With an undergraduate degree in physics from Stanford University and a master’s and doctorate in Slavic languages and linguistics from Harvard University, it took Steele years to find the world of aphasia rehab. He taught Slavic language and linguistics at several colleges and universities and, for fun, taught himself computer technology. That’s when he decided he needed to do something more so he combined his love for language, his interest in creating models and predicting outcomes along with his desire to teach and help people.
He quit teaching and took a job with the Rehabilitation Research and Development Center of the Palo Alto Veterans Administration Medical Center. There he was introduced to aphasia research, at that time in the 1980s, it was basically using index cards with icons on them to help stimulate the brain and word recognition. With two other partners, they took on a project to use emerging technology for aphasia rehabilitation. In 1991, the first devices were ready for market.
“It gives me really great pleasure to have helped people,” Steele said, on a recent morning in his South Hill home. Since marrying his wife (former Spokesman-Review reporter Karen Dorn Steele) in 1983, Steele worked in California and spent one week a month in Spokane. That changed in 2001, when he moved to Spokane permanently and now telecommutes and flies to New Jersey regularly.
With a wild plume of long, graying hair, Steele has the look of a stereotypical mad scientist. He’s intense, yet good-natured, always open for a laugh or joke – and anything but mad. At 74, he’s energized and aspirational, constantly working to innovate how to improve technology and networks so people with aphasia to regain use and understanding of language.
He sat at the dining table, with one of the first computers loaded with Lingraphica software. It looks like a safe, large and thick. It sat beside a thin laptop, where he demonstrated a word-association exercise that focuses on identifying objects in a house.
He clicked on the house icon. It got large and leaped out of the screen, a technique that returns humans to the basic instinct to notice something that jumps at you. The icon cut away to a blueprint of the house’s interior. Steele clicked on the kitchen icon. It framed itself and leaped out at the viewer. The computer pronounced the word kitchen. The user can keep moving through levels to the level of items on the table. If you click on the salt icon, it shows the crystals shaking on to food.

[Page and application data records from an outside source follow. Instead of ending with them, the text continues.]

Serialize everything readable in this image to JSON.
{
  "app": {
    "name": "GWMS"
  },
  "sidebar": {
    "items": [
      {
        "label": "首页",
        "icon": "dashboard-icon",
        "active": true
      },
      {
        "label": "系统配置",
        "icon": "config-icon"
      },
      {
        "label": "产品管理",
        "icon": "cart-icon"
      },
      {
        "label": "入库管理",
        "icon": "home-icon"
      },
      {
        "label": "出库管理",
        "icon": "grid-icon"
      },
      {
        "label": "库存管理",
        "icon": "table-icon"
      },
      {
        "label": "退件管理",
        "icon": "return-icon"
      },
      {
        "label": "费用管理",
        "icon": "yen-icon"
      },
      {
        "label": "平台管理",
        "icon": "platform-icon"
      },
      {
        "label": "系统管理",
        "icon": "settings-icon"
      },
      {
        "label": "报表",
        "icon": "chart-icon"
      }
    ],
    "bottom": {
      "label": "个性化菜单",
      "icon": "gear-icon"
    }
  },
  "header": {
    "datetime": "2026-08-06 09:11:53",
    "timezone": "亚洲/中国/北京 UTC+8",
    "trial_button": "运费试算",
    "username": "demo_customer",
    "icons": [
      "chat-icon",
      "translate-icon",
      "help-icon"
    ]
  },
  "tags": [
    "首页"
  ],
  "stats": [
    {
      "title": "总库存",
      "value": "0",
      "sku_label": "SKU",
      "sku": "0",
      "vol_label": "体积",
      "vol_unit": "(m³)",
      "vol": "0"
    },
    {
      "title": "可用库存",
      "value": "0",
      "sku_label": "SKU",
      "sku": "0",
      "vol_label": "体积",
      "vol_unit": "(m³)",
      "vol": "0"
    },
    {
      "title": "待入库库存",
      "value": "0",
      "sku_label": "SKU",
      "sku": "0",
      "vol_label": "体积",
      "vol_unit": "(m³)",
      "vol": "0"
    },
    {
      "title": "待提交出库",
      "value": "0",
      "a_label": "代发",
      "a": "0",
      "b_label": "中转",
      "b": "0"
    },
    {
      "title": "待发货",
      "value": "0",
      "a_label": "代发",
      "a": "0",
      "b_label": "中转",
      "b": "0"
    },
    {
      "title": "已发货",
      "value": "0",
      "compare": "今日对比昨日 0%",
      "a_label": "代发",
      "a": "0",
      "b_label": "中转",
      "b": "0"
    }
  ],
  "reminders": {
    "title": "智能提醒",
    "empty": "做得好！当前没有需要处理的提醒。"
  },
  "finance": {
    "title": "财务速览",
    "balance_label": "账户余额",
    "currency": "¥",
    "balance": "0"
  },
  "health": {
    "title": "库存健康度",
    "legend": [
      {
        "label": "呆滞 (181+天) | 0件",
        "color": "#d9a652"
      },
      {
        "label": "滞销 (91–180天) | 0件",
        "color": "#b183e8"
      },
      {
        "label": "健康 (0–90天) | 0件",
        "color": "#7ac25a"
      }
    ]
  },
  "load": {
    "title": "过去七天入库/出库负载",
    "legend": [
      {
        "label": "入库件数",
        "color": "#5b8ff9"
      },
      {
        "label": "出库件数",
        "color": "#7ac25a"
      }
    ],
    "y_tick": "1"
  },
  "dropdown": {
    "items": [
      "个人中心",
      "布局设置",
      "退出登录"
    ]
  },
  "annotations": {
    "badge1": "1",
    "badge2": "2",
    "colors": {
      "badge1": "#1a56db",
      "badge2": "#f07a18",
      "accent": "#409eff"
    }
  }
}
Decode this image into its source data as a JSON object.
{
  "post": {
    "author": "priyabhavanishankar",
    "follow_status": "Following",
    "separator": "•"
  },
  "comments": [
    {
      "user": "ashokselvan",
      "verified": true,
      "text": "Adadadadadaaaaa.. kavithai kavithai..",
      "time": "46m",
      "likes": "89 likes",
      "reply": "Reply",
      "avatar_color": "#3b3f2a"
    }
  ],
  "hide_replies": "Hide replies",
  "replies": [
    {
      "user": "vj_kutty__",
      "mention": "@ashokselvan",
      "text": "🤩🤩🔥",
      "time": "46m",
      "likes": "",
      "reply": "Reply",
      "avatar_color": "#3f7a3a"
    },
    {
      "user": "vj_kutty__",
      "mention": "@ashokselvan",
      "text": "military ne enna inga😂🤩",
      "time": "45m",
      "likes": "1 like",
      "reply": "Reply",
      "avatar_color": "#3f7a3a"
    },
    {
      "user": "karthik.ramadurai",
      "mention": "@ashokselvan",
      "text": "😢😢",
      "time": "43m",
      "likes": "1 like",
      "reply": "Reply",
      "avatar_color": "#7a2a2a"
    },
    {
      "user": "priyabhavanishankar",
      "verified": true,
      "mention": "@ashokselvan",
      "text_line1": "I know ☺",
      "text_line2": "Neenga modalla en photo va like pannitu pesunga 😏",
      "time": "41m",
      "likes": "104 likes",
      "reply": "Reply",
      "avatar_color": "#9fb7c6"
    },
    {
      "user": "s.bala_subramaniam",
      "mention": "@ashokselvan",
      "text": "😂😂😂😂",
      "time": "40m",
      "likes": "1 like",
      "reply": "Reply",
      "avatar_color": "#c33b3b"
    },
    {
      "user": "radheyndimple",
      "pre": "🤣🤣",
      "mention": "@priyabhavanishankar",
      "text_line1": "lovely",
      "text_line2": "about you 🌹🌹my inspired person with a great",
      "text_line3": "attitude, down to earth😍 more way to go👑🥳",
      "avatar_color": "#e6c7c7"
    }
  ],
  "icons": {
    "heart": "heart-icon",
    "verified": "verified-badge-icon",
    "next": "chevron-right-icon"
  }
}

“There’s pragmatic information in every task,” Steele said.
Michele Hart-Henry was recently promoted to Lingraphica’s executive vice president. She came to the company four years ago, and said she knew nothing about aphasia until her husband was diagnosed with brain cancer. He woke up from surgery with aphasia.
“Because people don’t really know about it those afflicted with it suffer in silence, literally and figuratively,” Hart-Henry said. “We are trying to change that. We believe our job is to create products and services to reconnect with families and friends.”
She said Steele is humble about his accomplishments and the fact that he and a couple others kept the company running during shaky times in the late 1990s.
“He is Lingraphica in so many ways,” she said, adding that she enjoys that he starts monthly staff meetings with obscure, random and often hilarious trivia, the most recent about evolution history.
Between 1995 and 2001, Lingraphica managed a network of therapy centers in hospitals. That was the only way to get the tools to patients because Medicare wouldn’t reimburse for speech-generating devises used for aphasia therapy. Then Medicare changed its reimbursement policy in 2001 and still today pays for aphasia therapy devices such as those provided by Lingraphica.
Occasionally Steele guest lectures at EWU. He’s a hit with students, Pimentel said.
“They are always so impressed he lives in Spokane,” she said.